WHO-BACKED EXERCISE

Kenya introduces malaria, cancer vaccines

Ghana and Malawi have malaria jab while more than 90 countries have HPV vaccine

In Summary

• About 120,000 children will be vaccinated against malaria in select hospitals in Nyanza and Western counties.

• At least 4,800 Kenyan women develop cervical cancer every year.

Health CS Sicily Kariuki with kids fighting cancer at Kenyatta National Hospital on December 23, 2018
SUPPORT: Health CS Sicily Kariuki with kids fighting cancer at Kenyatta National Hospital on December 23, 2018
Image: MAGDALINE SAYA

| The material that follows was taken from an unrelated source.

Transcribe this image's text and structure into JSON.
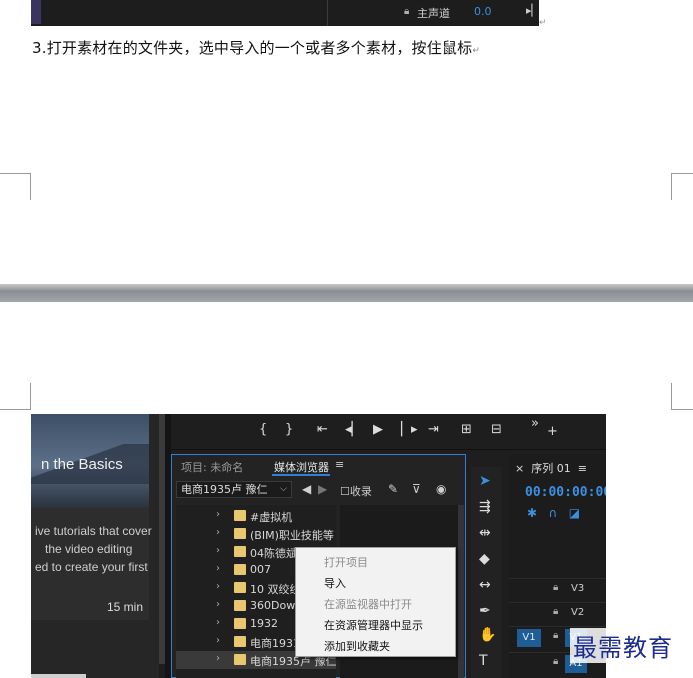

Kenya will introduce two life-saving vaccines next month after years of preparation.

The world's first anti-malaria vaccine will be launched on July 15 while the HPV vaccine - which can prevent 90 per cent of all cervical cancer cases - will also be introduced mid-next month.

The vaccination programme is backed by the World Health Organisation.

 
 

About 120,000 children will get the malaria vaccine, called Mosquirix, in select hospitals in Kakamega, Vihiga, Bungoma, Busia, Kisumu, Homa Bay, Migori and Siaya counties.

The children, aged 6-24 months, will get four doses at six, seven, nine and 24 months through an injection on the upper arm.

"I would like to assure the public that the vaccine is safe. In large-scale clinical testing involving thousands of African children, the vaccine has not had any major side-effects," Health Cabinet Secretary Sicily Kariuki said on Thursday.

The pilot will assess the feasibility of delivering the four doses in real-life settings and assess the vaccine’s potential to reduce child deaths.

Three major donors are partnering to provide Sh5 billion for the first phase of the vaccine pilot in Kenya,  Malawi and Ghana.

Mosquirix has undergone all clinical trials and was effective in 30 to 50 per cent of cases, says the WHO.

However, because no defence against malaria is perfect, the vaccine is being considered in addition to the existing preventive measures like insecticide-treated mosquito nets.

 

Malaria is among the top five killers of Kenyan children aged less than five years.

The ministry of health will also launch the highly effective human papillomavirus (HPV) vaccine for girls aged 10 years next month, but the exact date has not been set.

By last year, about 90 countries had included HPV vaccines as a part of their national vaccination schedule.

"The vaccine will be offered free of charge as part of the routine immunisation programme through an existing network of over 9,000 public, private, faith-based and NGO health facilities to 10-year-old girls," CS Kariuki said yesterday. 

The vaccine helps the body fight HPV, a common, sexually transmitted virus that causes 99.7 per cent of all cervical cancer cases.

That is why the WHO recommends the vaccine for young girls before exposure to the virus.

"Prior to the introduction, the government will roll out intensive advocacy and community sensitisation and mobilisation efforts," the CS said. 

Cervical cancer is the most frequent cancer among women between 15 and 44 years of age.

"Kenya reports at least 4,802 cervical cancer cases every year, 2,451 (51 per cent) of whom end up dying," says Collins Tabu, head of vaccines at the Ministry of Health.